Visual Business Intelligence Workshop – SMTN and Information Dashboard Design

‘Show Me the Numbers: Table and Graph Design’ (two-day course) and ‘Information Dashboard Design’ will be offered at this workshop.

Show Me the Numbers: Table and Graph Design

No information is more important to most organizations than quantitative information — numbers that measure performance, identify opportunities, and predict the future. Most quantitative information is presented in tables and graphs. Unfortunately, most tables and graphs produced in organizations today are poorly designed—often to the point of misinformation. Why? Because almost no one who produces them, including specialists such as financial analysts and business intelligence professionals, have been trained in effective table and graph design. You can become an exception to this norm.

The ability to present quantitative information effectively is not intuitive; it requires visual communication skills that must be learned. Based on the book Show Me the Numbers: Designing Tables and Graphs to Enlighten by Stephen Few, this course provides an in-depth introduction to the best practices of quantitative data presentation.

This course alleviates countless hours of confusion and frustration. Following Stephen Few’s clear precepts, communicated through examples of what works, what doesn’t, and explanations of why, you will learn to design tables and graphs that present data clearly and drive your message home.
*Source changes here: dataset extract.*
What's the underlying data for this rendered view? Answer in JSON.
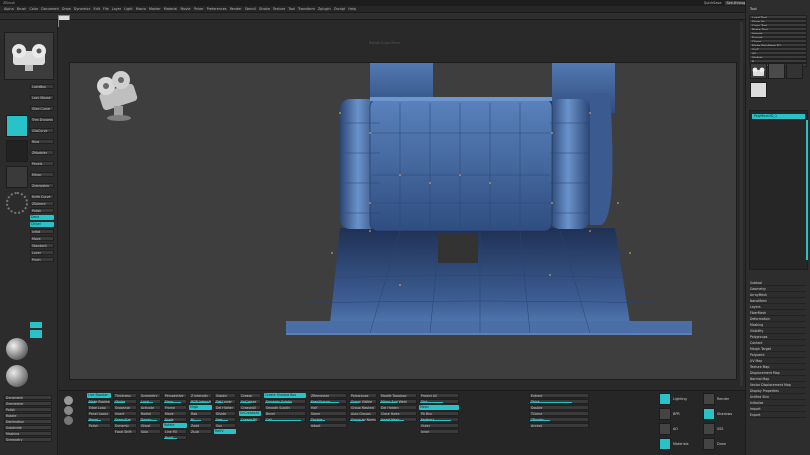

This two-day version of the course differs from the previous one-day version in part by including more content (for example, more information about table design), but mostly by adding many more group exercises and extended discussions to drive the principles home and build a firmer foundation for the development of expertise. You will leave this course having developed table and graph design skills that will stick with you and add immediate value to your work.

Information Dashboard Design

Dashboards have become a popular means to present critical information at a glance, but few do so effectively. When designed well, dashboards engage the power of visual perception to communicate a dense collection of information efficiently, with exceptional clarity. This can only be achieved, however, by applying visual design skills that address the unique challenges of dashboards. These skills are not intuitive; they must be learned. Stephen Few, a leader in the field of data visualization and author of Information Dashboard Design: Displaying Data for At-a-Glance Monitoring, Second Edition (2013), will expose the common problems in dashboard design and introduce effective design practices through examples that explain what works, what doesn’t, and why.

Each attendee receives a copy of the book Show Me the Numbers: Designing Tables and Graphs to Enlighten, Second Edition and Information Dashboard Design: Displaying Data for At-a-Glance Monitoring, Second Edition.

You will learn to:

  • Match your message to the right means of display
  • Design tables and graphs to communicate information simply, clearly, and accuratley
  • Recognise the common problems in dashboard design
  • Avoid clutter and arrange data in a way that communicates clearly and at a glance

Who should attend?

  • People who design dashboards
  • People who need to understand the best practices of visual dashboard design to prepare for the evaluation of dashboard software

This course covers:

  1. The current state and challenges of quantitative data presentation
  2. Introduction to table and graph design
    a) Fundamental challenges of data presentation
    b) Key characteristics of quantitative information
    c) Differing characteristics and uses of tables and graphs
    d) Eight common quantitative relationships featured in graphs
    e) Visual perception and how it applies to data presentation
    f) Steps in the visual design process
  3. Table design
  4. Graph design
    a) Visual objects used to encode values in graphs, and the best uses of each
    b) Matching the right visual encoding objects to the eight fundamental quantitative relationships in graphs
    c) Graph design at the component level
  5. The current state of dashboards
  6. The definition and potential benefits of dashboards
  7. The fundamental challenges of dashboard design
  8. The 13 common mistakes in dashboard design
  9. The characteristics of well-designed dashboards
  10. Steps in the dashboard design process
  11. Common dashboard information and techniques for enriching its meaning
  12. Selecting appropriate media for displaying the data
  13. An ideal library of dashboard display mechnisms
  14. The best practices of dashboard design